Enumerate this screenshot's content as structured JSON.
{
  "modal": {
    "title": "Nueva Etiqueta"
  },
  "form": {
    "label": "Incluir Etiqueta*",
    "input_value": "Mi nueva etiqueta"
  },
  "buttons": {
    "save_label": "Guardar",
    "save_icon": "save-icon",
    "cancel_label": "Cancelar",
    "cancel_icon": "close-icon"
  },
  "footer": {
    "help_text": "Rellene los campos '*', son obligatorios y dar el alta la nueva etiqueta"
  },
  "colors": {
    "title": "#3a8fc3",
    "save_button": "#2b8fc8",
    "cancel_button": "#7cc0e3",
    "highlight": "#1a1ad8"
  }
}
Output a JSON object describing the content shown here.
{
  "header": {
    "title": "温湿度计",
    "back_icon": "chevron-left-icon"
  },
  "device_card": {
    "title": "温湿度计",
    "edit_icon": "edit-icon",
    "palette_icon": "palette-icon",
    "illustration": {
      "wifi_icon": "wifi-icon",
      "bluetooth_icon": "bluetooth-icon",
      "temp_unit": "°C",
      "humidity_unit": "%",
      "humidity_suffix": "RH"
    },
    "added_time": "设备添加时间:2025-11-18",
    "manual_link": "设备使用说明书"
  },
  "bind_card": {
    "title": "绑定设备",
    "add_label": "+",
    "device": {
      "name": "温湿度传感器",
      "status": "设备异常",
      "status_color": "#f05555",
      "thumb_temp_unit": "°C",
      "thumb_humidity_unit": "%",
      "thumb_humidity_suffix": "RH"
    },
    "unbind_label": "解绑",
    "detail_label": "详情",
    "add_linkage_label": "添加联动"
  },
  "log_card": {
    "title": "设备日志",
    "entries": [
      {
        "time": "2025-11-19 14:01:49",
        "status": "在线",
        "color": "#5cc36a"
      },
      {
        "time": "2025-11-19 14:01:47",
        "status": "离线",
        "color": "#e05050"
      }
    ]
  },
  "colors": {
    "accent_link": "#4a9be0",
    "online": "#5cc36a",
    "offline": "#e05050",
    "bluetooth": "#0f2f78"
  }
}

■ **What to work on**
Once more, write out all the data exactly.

■ **Expected answer**
Enumerate this screenshot's content as structured JSON.
{
  "modal": {
    "title": "Nueva Etiqueta"
  },
  "form": {
    "label": "Incluir Etiqueta*",
    "input_value": "Mi nueva etiqueta"
  },
  "buttons": {
    "save_label": "Guardar",
    "save_icon": "save-icon",
    "cancel_label": "Cancelar",
    "cancel_icon": "close-icon"
  },
  "footer": {
    "help_text": "Rellene los campos '*', son obligatorios y dar el alta la nueva etiqueta"
  },
  "colors": {
    "title": "#3a8fc3",
    "save_button": "#2b8fc8",
    "cancel_button": "#7cc0e3",
    "highlight": "#1a1ad8"
  }
}
Output a JSON object describing the content shown here.
{
  "header": {
    "title": "温湿度计",
    "back_icon": "chevron-left-icon"
  },
  "device_card": {
    "title": "温湿度计",
    "edit_icon": "edit-icon",
    "palette_icon": "palette-icon",
    "illustration": {
      "wifi_icon": "wifi-icon",
      "bluetooth_icon": "bluetooth-icon",
      "temp_unit": "°C",
      "humidity_unit": "%",
      "humidity_suffix": "RH"
    },
    "added_time": "设备添加时间:2025-11-18",
    "manual_link": "设备使用说明书"
  },
  "bind_card": {
    "title": "绑定设备",
    "add_label": "+",
    "device": {
      "name": "温湿度传感器",
      "status": "设备异常",
      "status_color": "#f05555",
      "thumb_temp_unit": "°C",
      "thumb_humidity_unit": "%",
      "thumb_humidity_suffix": "RH"
    },
    "unbind_label": "解绑",
    "detail_label": "详情",
    "add_linkage_label": "添加联动"
  },
  "log_card": {
    "title": "设备日志",
    "entries": [
      {
        "time": "2025-11-19 14:01:49",
        "status": "在线",
        "color": "#5cc36a"
      },
      {
        "time": "2025-11-19 14:01:47",
        "status": "离线",
        "color": "#e05050"
      }
    ]
  },
  "colors": {
    "accent_link": "#4a9be0",
    "online": "#5cc36a",
    "offline": "#e05050",
    "bluetooth": "#0f2f78"
  }
}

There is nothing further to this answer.